▶ **WHAT IS BEING ASKED**: Write out each record exactly and skip every image.

▶ **GIVEN RECORDS**:
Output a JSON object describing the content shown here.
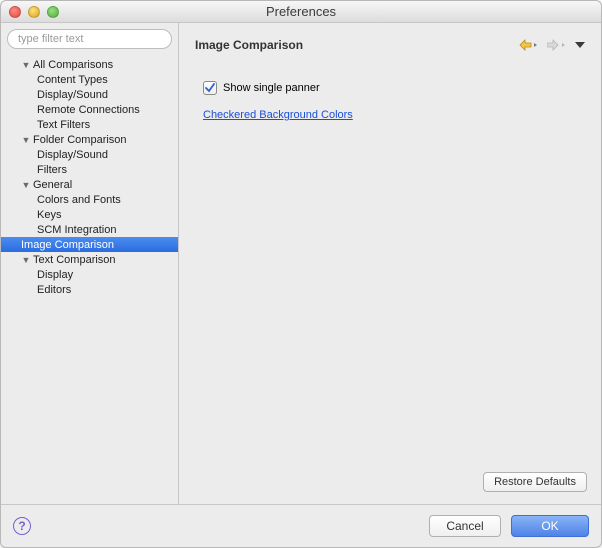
{
  "window": {
    "title": "Preferences"
  },
  "filter": {
    "placeholder": "type filter text"
  },
  "tree": {
    "all_comparisons": {
      "label": "All Comparisons"
    },
    "content_types": {
      "label": "Content Types"
    },
    "display_sound": {
      "label": "Display/Sound"
    },
    "remote_connections": {
      "label": "Remote Connections"
    },
    "text_filters": {
      "label": "Text Filters"
    },
    "folder_comparison": {
      "label": "Folder Comparison"
    },
    "fc_display_sound": {
      "label": "Display/Sound"
    },
    "fc_filters": {
      "label": "Filters"
    },
    "general": {
      "label": "General"
    },
    "colors_fonts": {
      "label": "Colors and Fonts"
    },
    "keys": {
      "label": "Keys"
    },
    "scm_integration": {
      "label": "SCM Integration"
    },
    "image_comparison": {
      "label": "Image Comparison"
    },
    "text_comparison": {
      "label": "Text Comparison"
    },
    "tc_display": {
      "label": "Display"
    },
    "tc_editors": {
      "label": "Editors"
    }
  },
  "pane": {
    "title": "Image Comparison",
    "show_single_panner": {
      "label": "Show single panner",
      "checked": true
    },
    "link_label": "Checkered Background Colors",
    "restore_defaults": "Restore Defaults"
  },
  "footer": {
    "help_glyph": "?",
    "cancel": "Cancel",
    "ok": "OK"
  }
}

▶ **PROBLEM SOLUTION**:
Output a JSON object describing the content shown here.
{
  "window": {
    "title": "Preferences"
  },
  "filter": {
    "placeholder": "type filter text"
  },
  "tree": {
    "all_comparisons": {
      "label": "All Comparisons"
    },
    "content_types": {
      "label": "Content Types"
    },
    "display_sound": {
      "label": "Display/Sound"
    },
    "remote_connections": {
      "label": "Remote Connections"
    },
    "text_filters": {
      "label": "Text Filters"
    },
    "folder_comparison": {
      "label": "Folder Comparison"
    },
    "fc_display_sound": {
      "label": "Display/Sound"
    },
    "fc_filters": {
      "label": "Filters"
    },
    "general": {
      "label": "General"
    },
    "colors_fonts": {
      "label": "Colors and Fonts"
    },
    "keys": {
      "label": "Keys"
    },
    "scm_integration": {
      "label": "SCM Integration"
    },
    "image_comparison": {
      "label": "Image Comparison"
    },
    "text_comparison": {
      "label": "Text Comparison"
    },
    "tc_display": {
      "label": "Display"
    },
    "tc_editors": {
      "label": "Editors"
    }
  },
  "pane": {
    "title": "Image Comparison",
    "show_single_panner": {
      "label": "Show single panner",
      "checked": true
    },
    "link_label": "Checkered Background Colors",
    "restore_defaults": "Restore Defaults"
  },
  "footer": {
    "help_glyph": "?",
    "cancel": "Cancel",
    "ok": "OK"
  }
}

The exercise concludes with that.